A single number is required: how many lines in the entries hold the word "Store".
** Opening Exercise input block **
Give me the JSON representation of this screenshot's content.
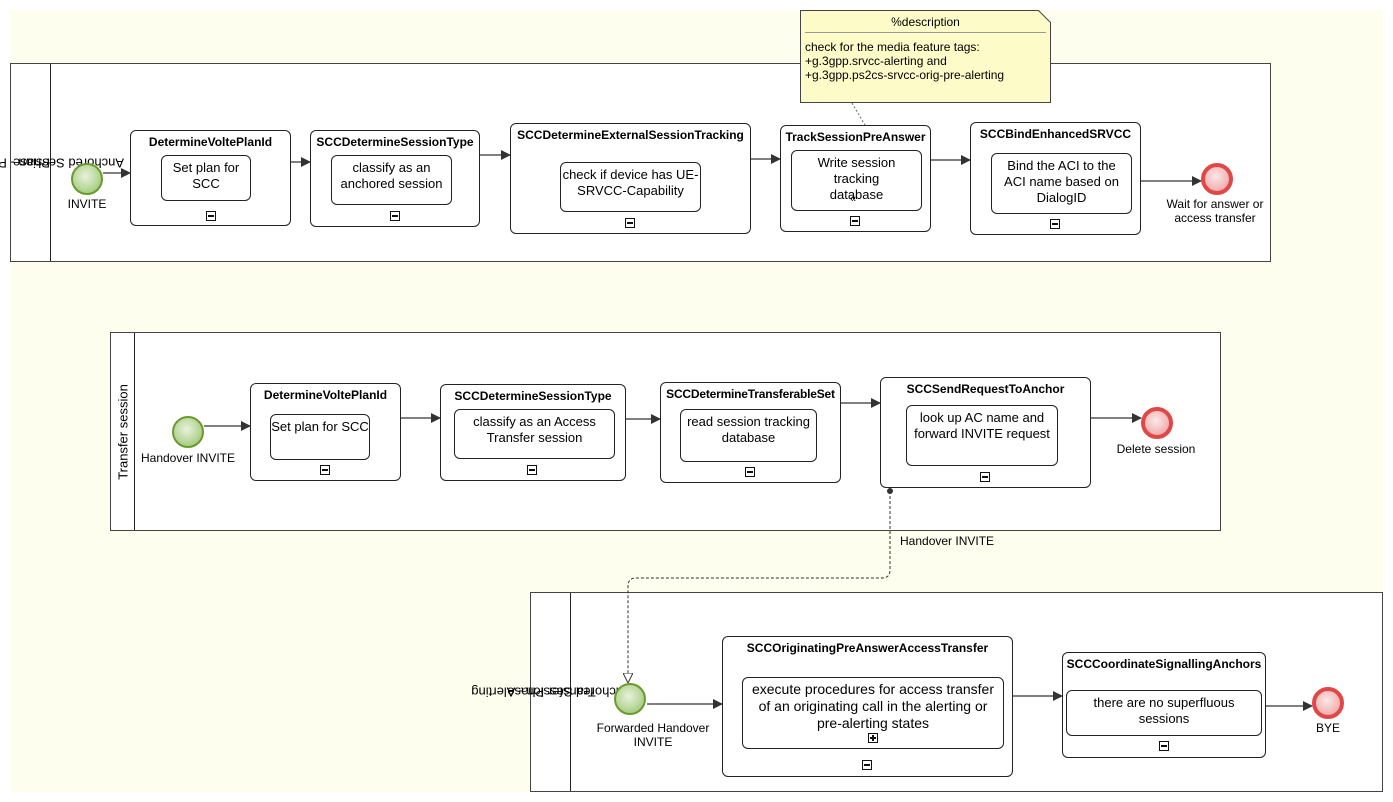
{
  "diagram": {
    "type": "BPMN process diagram",
    "annotation": {
      "title": "%description",
      "body": "check for the media feature tags:\n+g.3gpp.srvcc-alerting and\n+g.3gpp.ps2cs-srvcc-orig-pre-alerting"
    },
    "pools": [
      {
        "label": "Anchored Session - Pre-Answer Phase",
        "label_lines": [
          "Anchored Session - Pre-Answer",
          "Phase"
        ],
        "start_event": "INVITE",
        "tasks": [
          {
            "title": "DetermineVoltePlanId",
            "text": "Set plan for SCC"
          },
          {
            "title": "SCCDetermineSessionType",
            "text": "classify as an anchored session"
          },
          {
            "title": "SCCDetermineExternalSessionTracking",
            "text": "check if device has UE-SRVCC-Capability"
          },
          {
            "title": "TrackSessionPreAnswer",
            "text": "Write session tracking database",
            "marker": "compensation"
          },
          {
            "title": "SCCBindEnhancedSRVCC",
            "text": "Bind the ACI to the ACI name based on DialogID"
          }
        ],
        "end_event": "Wait for answer or access transfer"
      },
      {
        "label": "Transfer session",
        "start_event": "Handover INVITE",
        "tasks": [
          {
            "title": "DetermineVoltePlanId",
            "text": "Set plan for SCC"
          },
          {
            "title": "SCCDetermineSessionType",
            "text": "classify as an Access Transfer session"
          },
          {
            "title": "SCCDetermineTransferableSet",
            "text": "read session tracking database"
          },
          {
            "title": "SCCSendRequestToAnchor",
            "text": "look up AC name and forward INVITE request"
          }
        ],
        "end_event": "Delete session"
      },
      {
        "label": "Anchored Session - Alerting Transfer Phase",
        "label_lines": [
          "Anchored Session - Alerting",
          "Transfer Phase"
        ],
        "start_event": "Forwarded Handover INVITE",
        "tasks": [
          {
            "title": "SCCOriginatingPreAnswerAccessTransfer",
            "text": "execute procedures for access transfer of an originating call in the alerting or pre-alerting states",
            "inner_marker": "expand"
          },
          {
            "title": "SCCCoordinateSignallingAnchors",
            "text": "there are no superfluous sessions"
          }
        ],
        "end_event": "BYE"
      }
    ],
    "message_flow": {
      "label": "Handover INVITE",
      "from": "SCCSendRequestToAnchor",
      "to": "Forwarded Handover INVITE"
    },
    "colors": {
      "canvas": "#fefeef",
      "start_event": "#8fbd62",
      "end_event": "#e04848",
      "annotation": "#fdfbc8"
    }
  }
}
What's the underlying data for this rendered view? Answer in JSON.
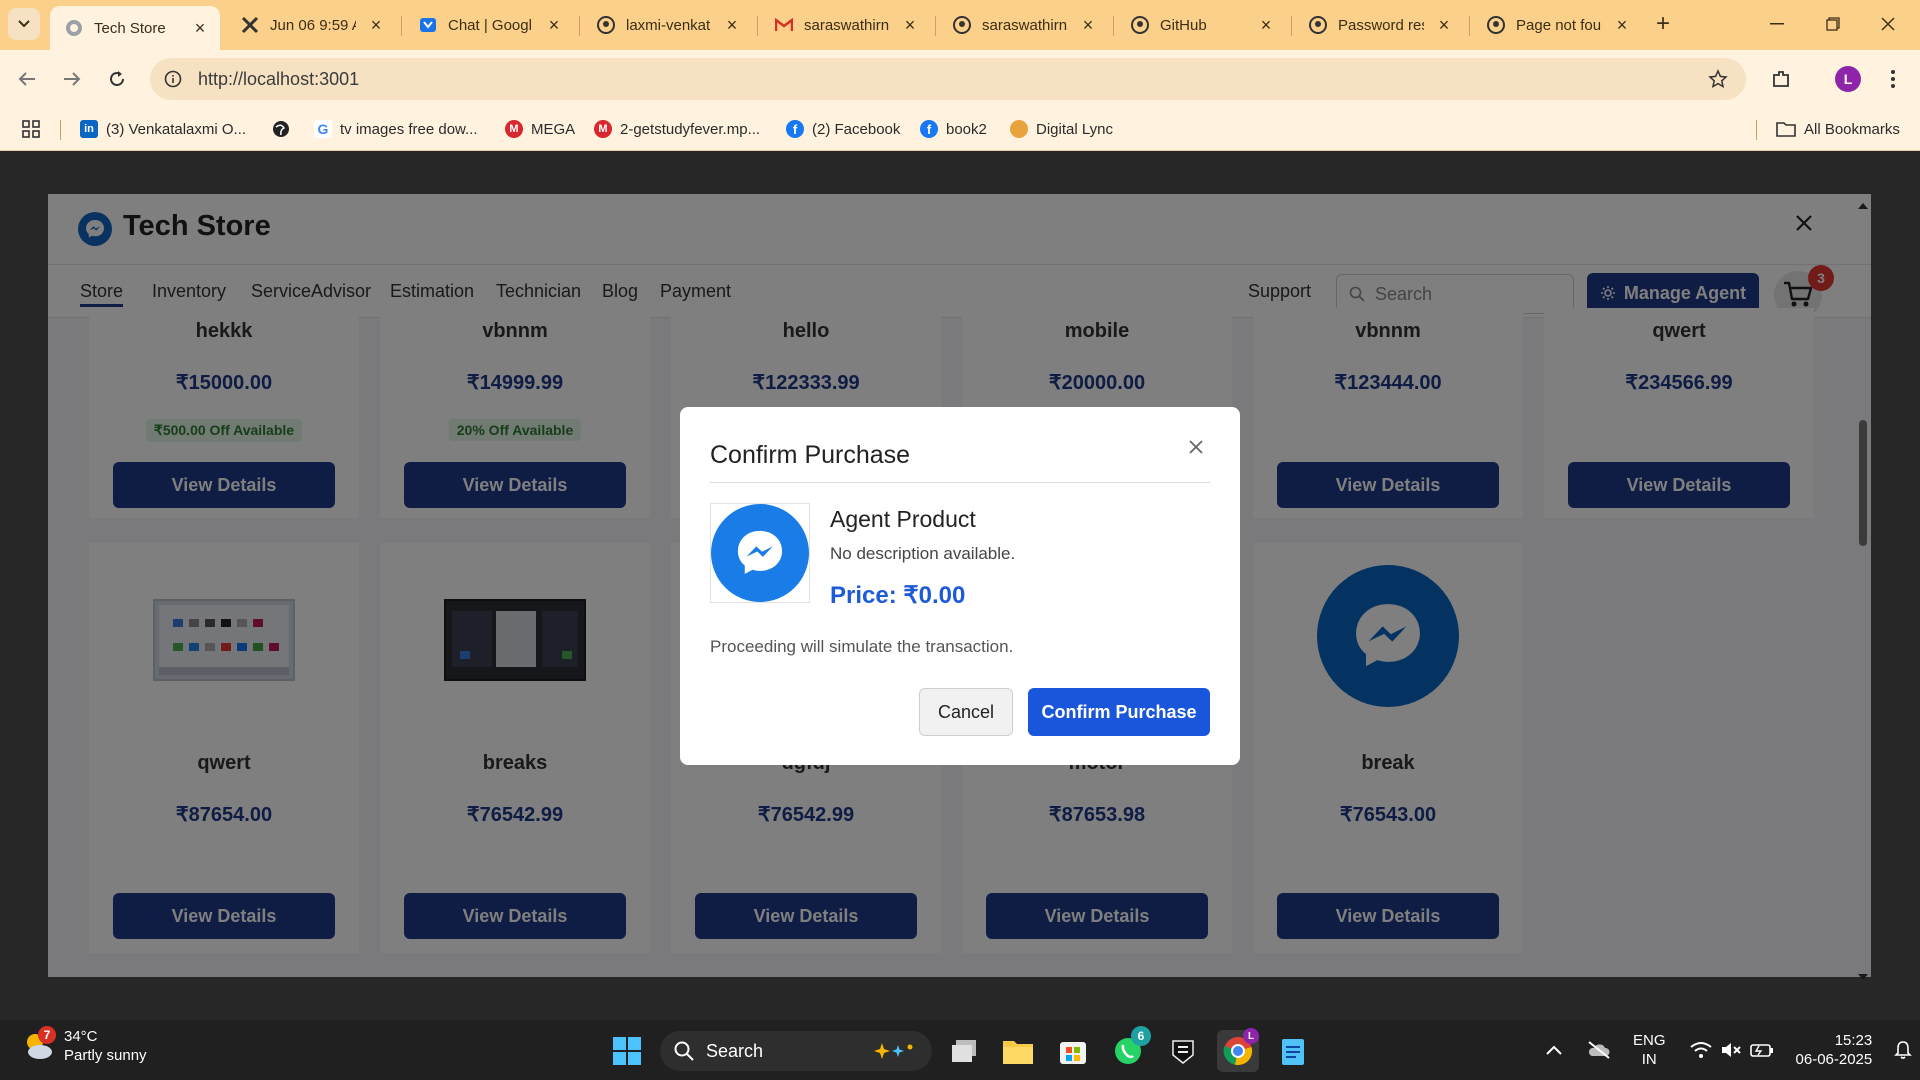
{
  "browser": {
    "tabs": [
      {
        "title": "Tech Store",
        "icon": "globe-icon",
        "active": true
      },
      {
        "title": "Jun 06 9:59 A",
        "icon": "scissors-icon"
      },
      {
        "title": "Chat | Googl",
        "icon": "chat-icon"
      },
      {
        "title": "laxmi-venkat",
        "icon": "github-icon"
      },
      {
        "title": "saraswathirn",
        "icon": "gmail-icon"
      },
      {
        "title": "saraswathirn",
        "icon": "github-icon"
      },
      {
        "title": "GitHub",
        "icon": "github-icon"
      },
      {
        "title": "Password res",
        "icon": "github-icon"
      },
      {
        "title": "Page not fou",
        "icon": "github-icon"
      }
    ],
    "url": "http://localhost:3001",
    "profile_initial": "L",
    "bookmarks": [
      {
        "label": "(3) Venkatalaxmi O...",
        "icon": "linkedin-icon",
        "color": "#0a66c2"
      },
      {
        "label": "",
        "icon": "globe-icon",
        "color": "#222222"
      },
      {
        "label": "tv images free dow...",
        "icon": "google-icon",
        "color": "#ffffff"
      },
      {
        "label": "MEGA",
        "icon": "mega-icon",
        "color": "#d9272e"
      },
      {
        "label": "2-getstudyfever.mp...",
        "icon": "mega-icon",
        "color": "#d9272e"
      },
      {
        "label": "(2) Facebook",
        "icon": "facebook-icon",
        "color": "#1877f2"
      },
      {
        "label": "book2",
        "icon": "facebook-icon",
        "color": "#1877f2"
      },
      {
        "label": "Digital Lync",
        "icon": "digital-lync-icon",
        "color": "#e8a33d"
      }
    ],
    "all_bookmarks": "All Bookmarks"
  },
  "app": {
    "title": "Tech Store",
    "nav": [
      "Store",
      "Inventory",
      "ServiceAdvisor",
      "Estimation",
      "Technician",
      "Blog",
      "Payment"
    ],
    "support": "Support",
    "search_placeholder": "Search",
    "manage_agent": "Manage Agent",
    "cart_count": "3",
    "view_details": "View Details",
    "products_row1": [
      {
        "name": "hekkk",
        "price": "₹15000.00",
        "offer": "₹500.00 Off Available"
      },
      {
        "name": "vbnnm",
        "price": "₹14999.99",
        "offer": "20% Off Available"
      },
      {
        "name": "hello",
        "price": "₹122333.99",
        "offer": ""
      },
      {
        "name": "mobile",
        "price": "₹20000.00",
        "offer": ""
      },
      {
        "name": "vbnnm",
        "price": "₹123444.00",
        "offer": ""
      },
      {
        "name": "qwert",
        "price": "₹234566.99",
        "offer": ""
      }
    ],
    "products_row2": [
      {
        "name": "qwert",
        "price": "₹87654.00",
        "thumb": "screenshot-light"
      },
      {
        "name": "breaks",
        "price": "₹76542.99",
        "thumb": "screenshot-dark"
      },
      {
        "name": "dgfdj",
        "price": "₹76542.99",
        "thumb": "none"
      },
      {
        "name": "motor",
        "price": "₹87653.98",
        "thumb": "none"
      },
      {
        "name": "break",
        "price": "₹76543.00",
        "thumb": "messenger-logo"
      }
    ],
    "accent_color": "#1e3a8a"
  },
  "modal": {
    "title": "Confirm Purchase",
    "product_name": "Agent Product",
    "description": "No description available.",
    "price": "Price: ₹0.00",
    "note": "Proceeding will simulate the transaction.",
    "cancel": "Cancel",
    "confirm": "Confirm Purchase",
    "confirm_color": "#1a56db"
  },
  "taskbar": {
    "weather_badge": "7",
    "temperature": "34°C",
    "condition": "Partly sunny",
    "search": "Search",
    "whatsapp_badge": "6",
    "lang_top": "ENG",
    "lang_bottom": "IN",
    "time": "15:23",
    "date": "06-06-2025"
  }
}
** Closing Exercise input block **
## Solution to this problem
3